**Work item:**
Would you restate every entry that follows, word for word, and leave out the pictures?

------------------------------------

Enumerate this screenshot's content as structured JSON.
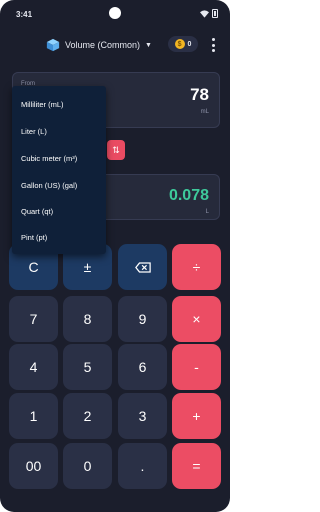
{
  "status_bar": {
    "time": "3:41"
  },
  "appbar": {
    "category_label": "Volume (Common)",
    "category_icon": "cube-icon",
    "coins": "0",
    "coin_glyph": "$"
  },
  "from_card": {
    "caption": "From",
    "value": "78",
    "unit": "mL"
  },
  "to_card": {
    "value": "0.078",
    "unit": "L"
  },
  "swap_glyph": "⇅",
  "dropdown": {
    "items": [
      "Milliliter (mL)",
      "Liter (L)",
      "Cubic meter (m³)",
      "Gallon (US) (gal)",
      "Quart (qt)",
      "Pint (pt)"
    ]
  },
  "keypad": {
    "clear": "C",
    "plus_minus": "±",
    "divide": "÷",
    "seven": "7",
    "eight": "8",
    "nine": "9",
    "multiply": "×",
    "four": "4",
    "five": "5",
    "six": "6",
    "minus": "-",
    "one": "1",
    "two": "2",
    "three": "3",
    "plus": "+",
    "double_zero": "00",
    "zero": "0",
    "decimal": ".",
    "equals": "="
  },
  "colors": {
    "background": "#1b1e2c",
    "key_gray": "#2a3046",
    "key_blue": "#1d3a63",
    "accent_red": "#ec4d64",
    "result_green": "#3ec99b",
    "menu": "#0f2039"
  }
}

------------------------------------

**Response to this exercise:**
Enumerate this screenshot's content as structured JSON.
{
  "status_bar": {
    "time": "3:41"
  },
  "appbar": {
    "category_label": "Volume (Common)",
    "category_icon": "cube-icon",
    "coins": "0",
    "coin_glyph": "$"
  },
  "from_card": {
    "caption": "From",
    "value": "78",
    "unit": "mL"
  },
  "to_card": {
    "value": "0.078",
    "unit": "L"
  },
  "swap_glyph": "⇅",
  "dropdown": {
    "items": [
      "Milliliter (mL)",
      "Liter (L)",
      "Cubic meter (m³)",
      "Gallon (US) (gal)",
      "Quart (qt)",
      "Pint (pt)"
    ]
  },
  "keypad": {
    "clear": "C",
    "plus_minus": "±",
    "divide": "÷",
    "seven": "7",
    "eight": "8",
    "nine": "9",
    "multiply": "×",
    "four": "4",
    "five": "5",
    "six": "6",
    "minus": "-",
    "one": "1",
    "two": "2",
    "three": "3",
    "plus": "+",
    "double_zero": "00",
    "zero": "0",
    "decimal": ".",
    "equals": "="
  },
  "colors": {
    "background": "#1b1e2c",
    "key_gray": "#2a3046",
    "key_blue": "#1d3a63",
    "accent_red": "#ec4d64",
    "result_green": "#3ec99b",
    "menu": "#0f2039"
  }
}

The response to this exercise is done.